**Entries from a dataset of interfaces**
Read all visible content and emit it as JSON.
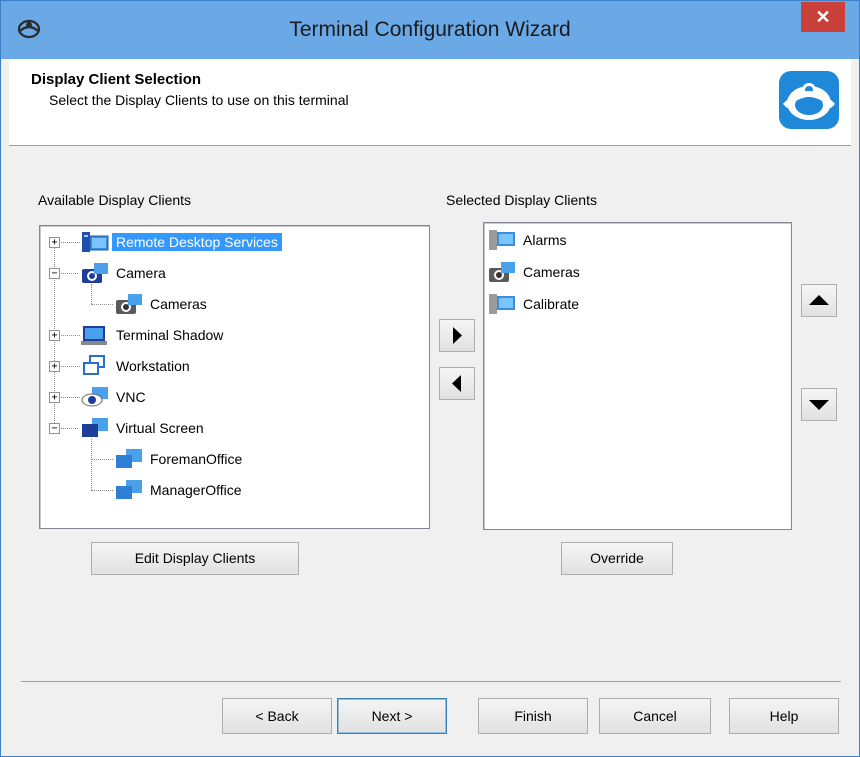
{
  "window": {
    "title": "Terminal Configuration Wizard",
    "close_glyph": "✕"
  },
  "header": {
    "title": "Display Client Selection",
    "subtitle": "Select the Display Clients to use on this terminal"
  },
  "available": {
    "label": "Available Display Clients",
    "items": [
      {
        "label": "Remote Desktop Services",
        "icon": "remote-desktop-icon",
        "expander": "+",
        "selected": true
      },
      {
        "label": "Camera",
        "icon": "camera-icon",
        "expander": "−"
      },
      {
        "label": "Cameras",
        "icon": "camera-icon"
      },
      {
        "label": "Terminal Shadow",
        "icon": "terminal-shadow-icon",
        "expander": "+"
      },
      {
        "label": "Workstation",
        "icon": "workstation-icon",
        "expander": "+"
      },
      {
        "label": "VNC",
        "icon": "vnc-icon",
        "expander": "+"
      },
      {
        "label": "Virtual Screen",
        "icon": "virtual-screen-icon",
        "expander": "−"
      },
      {
        "label": "ForemanOffice",
        "icon": "virtual-screen-icon"
      },
      {
        "label": "ManagerOffice",
        "icon": "virtual-screen-icon"
      }
    ],
    "edit_button": "Edit Display Clients"
  },
  "selected": {
    "label": "Selected Display Clients",
    "items": [
      {
        "label": "Alarms",
        "icon": "remote-desktop-icon"
      },
      {
        "label": "Cameras",
        "icon": "camera-icon"
      },
      {
        "label": "Calibrate",
        "icon": "remote-desktop-icon"
      }
    ],
    "override_button": "Override"
  },
  "footer": {
    "back": "< Back",
    "next": "Next >",
    "finish": "Finish",
    "cancel": "Cancel",
    "help": "Help"
  },
  "colors": {
    "titlebar": "#6aa8e6",
    "selection": "#3399ff",
    "close": "#c9403a"
  }
}
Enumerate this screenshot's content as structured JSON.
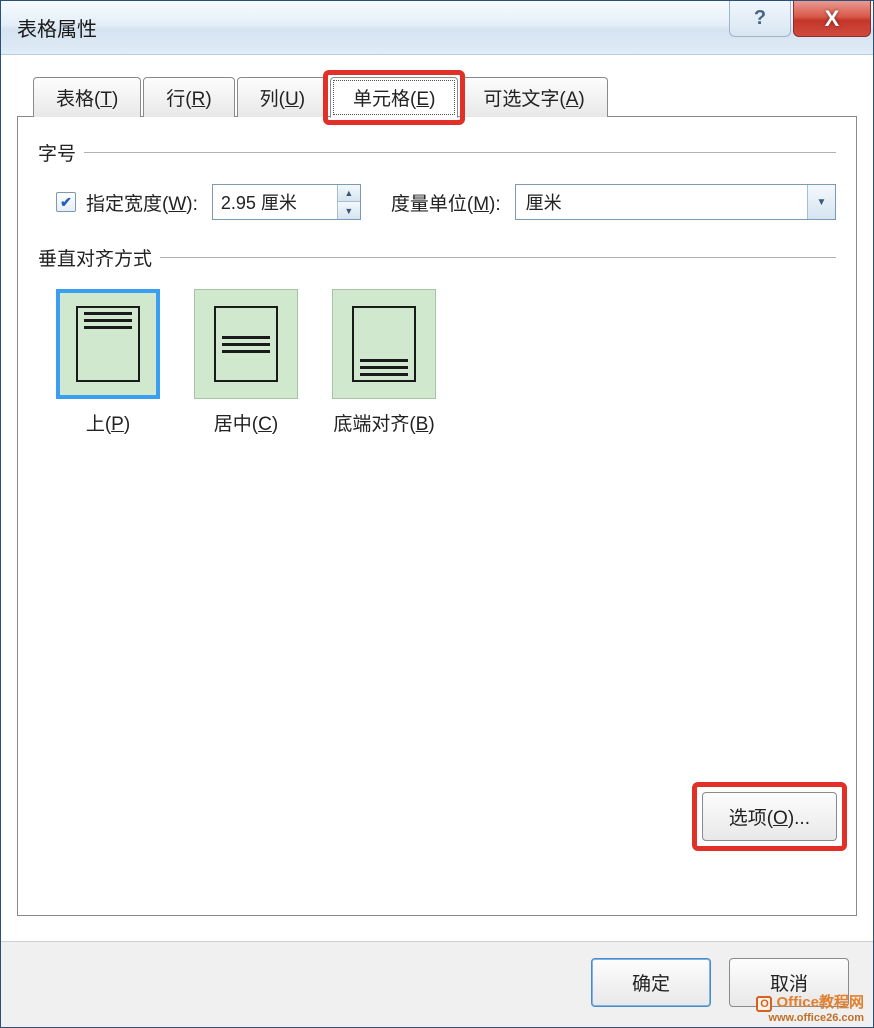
{
  "titlebar": {
    "title": "表格属性",
    "help_symbol": "?",
    "close_symbol": "X"
  },
  "tabs": [
    {
      "label_pre": "表格(",
      "accel": "T",
      "label_post": ")"
    },
    {
      "label_pre": "行(",
      "accel": "R",
      "label_post": ")"
    },
    {
      "label_pre": "列(",
      "accel": "U",
      "label_post": ")"
    },
    {
      "label_pre": "单元格(",
      "accel": "E",
      "label_post": ")"
    },
    {
      "label_pre": "可选文字(",
      "accel": "A",
      "label_post": ")"
    }
  ],
  "groups": {
    "size": {
      "title": "字号",
      "width_checkbox_pre": "指定宽度(",
      "width_checkbox_accel": "W",
      "width_checkbox_post": "):",
      "width_value": "2.95 厘米",
      "unit_label_pre": "度量单位(",
      "unit_label_accel": "M",
      "unit_label_post": "):",
      "unit_value": "厘米"
    },
    "valign": {
      "title": "垂直对齐方式",
      "options": [
        {
          "label_pre": "上(",
          "accel": "P",
          "label_post": ")"
        },
        {
          "label_pre": "居中(",
          "accel": "C",
          "label_post": ")"
        },
        {
          "label_pre": "底端对齐(",
          "accel": "B",
          "label_post": ")"
        }
      ]
    }
  },
  "buttons": {
    "options_pre": "选项(",
    "options_accel": "O",
    "options_post": ")...",
    "ok": "确定",
    "cancel": "取消"
  },
  "watermark": {
    "line1": "Office教程网",
    "line2": "www.office26.com"
  }
}
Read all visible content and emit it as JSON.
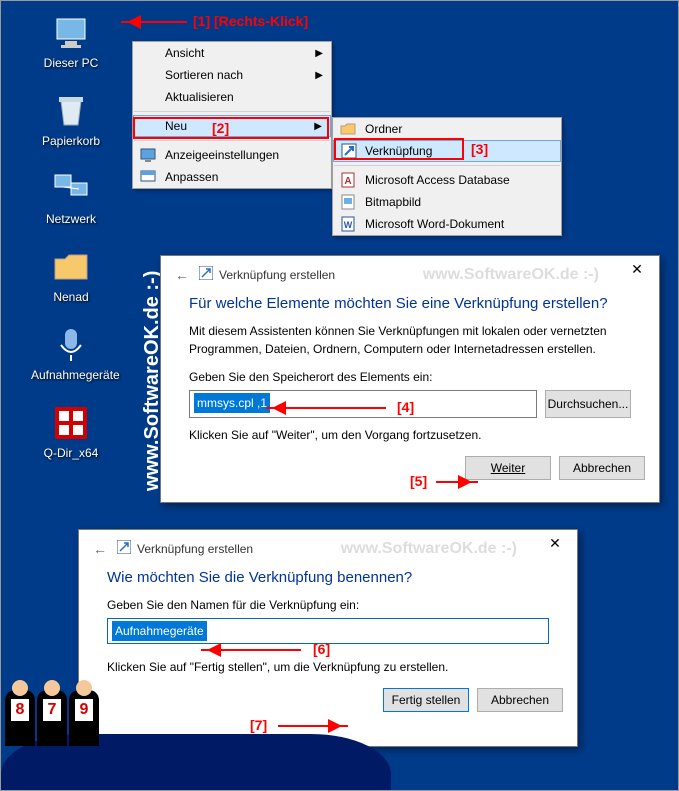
{
  "desktop": {
    "icons": [
      {
        "label": "Dieser PC"
      },
      {
        "label": "Papierkorb"
      },
      {
        "label": "Netzwerk"
      },
      {
        "label": "Nenad"
      },
      {
        "label": "Aufnahmegeräte"
      },
      {
        "label": "Q-Dir_x64"
      }
    ]
  },
  "watermark_left": "www.SoftwareOK.de  :-)",
  "context1": {
    "ansicht": "Ansicht",
    "sortieren": "Sortieren nach",
    "aktualisieren": "Aktualisieren",
    "neu": "Neu",
    "anzeige": "Anzeigeeinstellungen",
    "anpassen": "Anpassen"
  },
  "context2": {
    "ordner": "Ordner",
    "verknuepfung": "Verknüpfung",
    "access": "Microsoft Access Database",
    "bitmap": "Bitmapbild",
    "word": "Microsoft Word-Dokument"
  },
  "annotations": {
    "a1": "[1]  [Rechts-Klick]",
    "a2": "[2]",
    "a3": "[3]",
    "a4": "[4]",
    "a5": "[5]",
    "a6": "[6]",
    "a7": "[7]"
  },
  "dialog1": {
    "header": "Verknüpfung erstellen",
    "watermark": "www.SoftwareOK.de :-)",
    "title": "Für welche Elemente möchten Sie eine Verknüpfung erstellen?",
    "desc": "Mit diesem Assistenten können Sie Verknüpfungen mit lokalen oder vernetzten Programmen,  Dateien, Ordnern, Computern oder Internetadressen erstellen.",
    "label": "Geben Sie den Speicherort des Elements ein:",
    "value": "mmsys.cpl ,1",
    "browse": "Durchsuchen...",
    "hint": "Klicken Sie auf \"Weiter\", um den Vorgang fortzusetzen.",
    "next": "Weiter",
    "cancel": "Abbrechen"
  },
  "dialog2": {
    "header": "Verknüpfung erstellen",
    "watermark": "www.SoftwareOK.de :-)",
    "title": "Wie möchten Sie die Verknüpfung benennen?",
    "label": "Geben Sie den Namen für die Verknüpfung ein:",
    "value": "Aufnahmegeräte",
    "hint": "Klicken Sie auf \"Fertig stellen\", um die Verknüpfung zu erstellen.",
    "finish": "Fertig stellen",
    "cancel": "Abbrechen"
  },
  "judges": [
    "8",
    "7",
    "9"
  ]
}
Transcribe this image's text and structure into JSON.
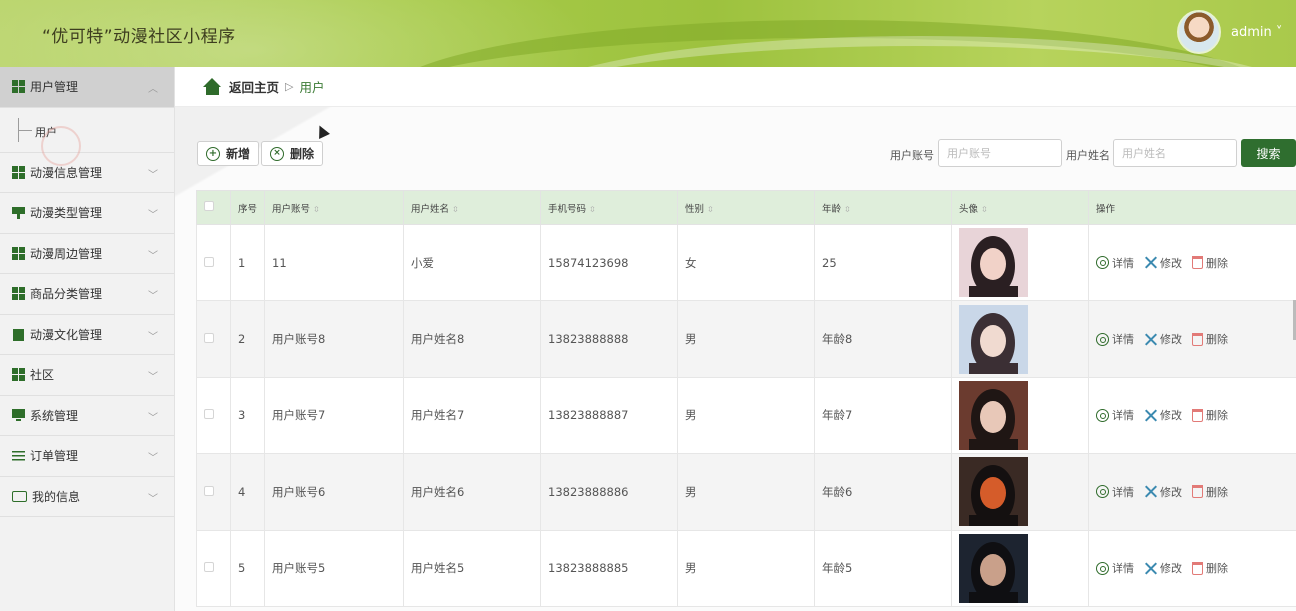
{
  "app": {
    "title": "“优可特”动漫社区小程序",
    "user": "admin ˅"
  },
  "sidebar": {
    "items": [
      {
        "label": "用户管理",
        "icon": "grid-icon",
        "active": true,
        "sub": [
          {
            "label": "用户"
          }
        ]
      },
      {
        "label": "动漫信息管理",
        "icon": "grid-icon"
      },
      {
        "label": "动漫类型管理",
        "icon": "flag-icon"
      },
      {
        "label": "动漫周边管理",
        "icon": "grid-icon"
      },
      {
        "label": "商品分类管理",
        "icon": "grid-icon"
      },
      {
        "label": "动漫文化管理",
        "icon": "clipboard-icon"
      },
      {
        "label": "社区",
        "icon": "grid-icon"
      },
      {
        "label": "系统管理",
        "icon": "monitor-icon"
      },
      {
        "label": "订单管理",
        "icon": "sliders-icon"
      },
      {
        "label": "我的信息",
        "icon": "card-icon"
      }
    ]
  },
  "breadcrumb": {
    "home": "返回主页",
    "sep": "▷",
    "current": "用户"
  },
  "toolbar": {
    "add_label": "新增",
    "delete_label": "删除"
  },
  "search": {
    "account_label": "用户账号",
    "account_placeholder": "用户账号",
    "name_label": "用户姓名",
    "name_placeholder": "用户姓名",
    "button": "搜索"
  },
  "table": {
    "headers": [
      "序号",
      "用户账号",
      "用户姓名",
      "手机号码",
      "性别",
      "年龄",
      "头像",
      "操作"
    ],
    "rows": [
      {
        "no": "1",
        "account": "11",
        "name": "小爱",
        "phone": "15874123698",
        "gender": "女",
        "age": "25"
      },
      {
        "no": "2",
        "account": "用户账号8",
        "name": "用户姓名8",
        "phone": "13823888888",
        "gender": "男",
        "age": "年龄8"
      },
      {
        "no": "3",
        "account": "用户账号7",
        "name": "用户姓名7",
        "phone": "13823888887",
        "gender": "男",
        "age": "年龄7"
      },
      {
        "no": "4",
        "account": "用户账号6",
        "name": "用户姓名6",
        "phone": "13823888886",
        "gender": "男",
        "age": "年龄6"
      },
      {
        "no": "5",
        "account": "用户账号5",
        "name": "用户姓名5",
        "phone": "13823888885",
        "gender": "男",
        "age": "年龄5"
      }
    ],
    "actions": {
      "detail": "详情",
      "edit": "修改",
      "delete": "删除"
    }
  },
  "colors": {
    "brand": "#2f6e2f",
    "header": "#a8cb4a",
    "table_head": "#dfeedb"
  }
}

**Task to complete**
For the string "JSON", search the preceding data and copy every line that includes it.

**Solution to this problem**
Read all visible content and emit it as JSON.
Enumerate this screenshot's content as structured JSON.
Read all visible content and emit it as JSON.
Transcribe this image's text and structure into JSON.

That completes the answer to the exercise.